§ WHAT THE TASK ASKS: State how many lines in these records contain the word "feedback", and nothing else.
▼▼▼
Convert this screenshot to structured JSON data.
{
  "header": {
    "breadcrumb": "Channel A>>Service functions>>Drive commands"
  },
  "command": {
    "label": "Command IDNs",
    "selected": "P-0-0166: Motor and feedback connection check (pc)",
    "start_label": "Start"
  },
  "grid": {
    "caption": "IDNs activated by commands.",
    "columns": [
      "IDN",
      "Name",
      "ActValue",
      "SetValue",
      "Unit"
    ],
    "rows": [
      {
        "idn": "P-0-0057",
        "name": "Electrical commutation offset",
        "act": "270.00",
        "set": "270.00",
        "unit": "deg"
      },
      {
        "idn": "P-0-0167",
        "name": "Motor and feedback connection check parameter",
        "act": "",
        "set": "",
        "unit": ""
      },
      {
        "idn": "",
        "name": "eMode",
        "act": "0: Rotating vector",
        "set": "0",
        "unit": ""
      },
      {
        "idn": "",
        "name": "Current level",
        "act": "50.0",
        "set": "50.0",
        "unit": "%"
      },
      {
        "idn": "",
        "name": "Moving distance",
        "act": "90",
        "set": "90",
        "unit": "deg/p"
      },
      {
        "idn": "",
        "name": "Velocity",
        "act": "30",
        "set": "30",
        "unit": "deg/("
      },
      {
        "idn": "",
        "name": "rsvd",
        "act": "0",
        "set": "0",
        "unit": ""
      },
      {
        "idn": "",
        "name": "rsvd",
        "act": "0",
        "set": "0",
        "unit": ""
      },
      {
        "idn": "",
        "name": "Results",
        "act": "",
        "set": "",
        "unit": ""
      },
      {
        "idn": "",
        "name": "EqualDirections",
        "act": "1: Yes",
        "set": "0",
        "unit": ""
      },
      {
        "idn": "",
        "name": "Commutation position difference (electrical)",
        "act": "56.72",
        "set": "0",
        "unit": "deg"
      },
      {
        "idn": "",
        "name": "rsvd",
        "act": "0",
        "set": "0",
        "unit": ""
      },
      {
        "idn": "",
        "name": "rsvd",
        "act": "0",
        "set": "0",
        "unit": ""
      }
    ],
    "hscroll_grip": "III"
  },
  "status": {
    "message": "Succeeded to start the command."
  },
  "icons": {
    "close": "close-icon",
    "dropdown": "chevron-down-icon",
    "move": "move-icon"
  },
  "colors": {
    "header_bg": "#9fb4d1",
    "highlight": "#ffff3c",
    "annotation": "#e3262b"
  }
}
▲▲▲
§ RESPONSE FOR THIS EXERCISE: 2